An uplifting and heartbreaking novel about finding yourself, perfect for fans of Eleanor Oliphant is Completely Fine, The Keeper of Lost Things and The Storied Life of A.J. Fikry.
❃ I received this book for free from the publisher in exchange for an honest review. This does not affect my opinion of the book or the content of my review. ❃
At first glance, The Two Hearts of Eliza Bloom does appear to be a book that is going to be charming and bring out all the feels. The comparison to one of my favourite reads, Eleanor Oliphant is Completely Fine had me super excited to give this book a try. Unfortunately, the two books are not similar at all. Where Honeyman’s Eleanor is quirky and adorable, Miller’s Aliza is annoying and frustrating.
❀ Lots of Drama

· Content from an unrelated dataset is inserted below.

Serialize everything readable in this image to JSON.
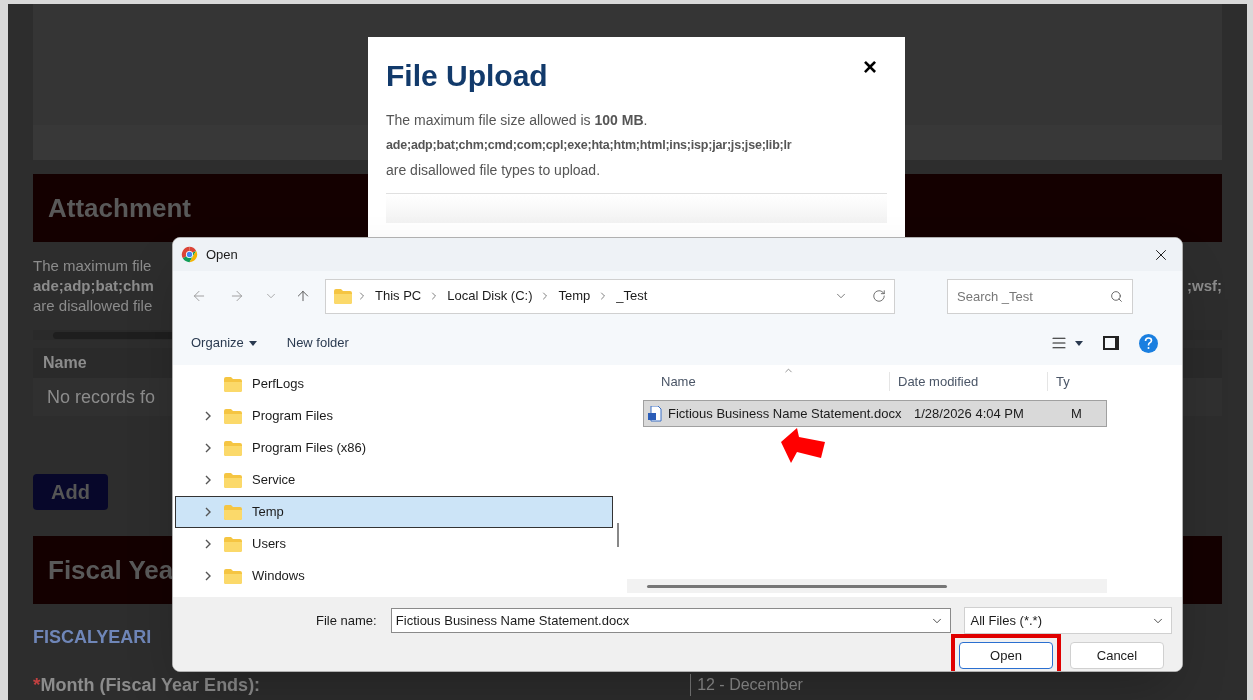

Eliza breaks free from her life as an Orthodox Jew because she falls in love with a man from “the real world.” Her actions become aggravating to read, as she weaves a web of lies that she hides from her husband, friend, and family. It is hard to empathize with this character because she seems to create so much unnecessary drama.
❀ Trigger Warnings
It is not easy to review some aspects of this book without giving away the plot. However, there are quite a few trigger warnings to point out, including physical and emotional abuse. While these issues are ones that appear in quite a few contemporary novels, they are handled poorly in this particular book.
While, on the surface The Two Hearts of Eliza Bloom seems to be a feel-good contemporary, it falls short. The main character is annoying and the story does not deal with issues of abuse appropriately. Unfortunately, it didn’t charm me as much as I had hoped.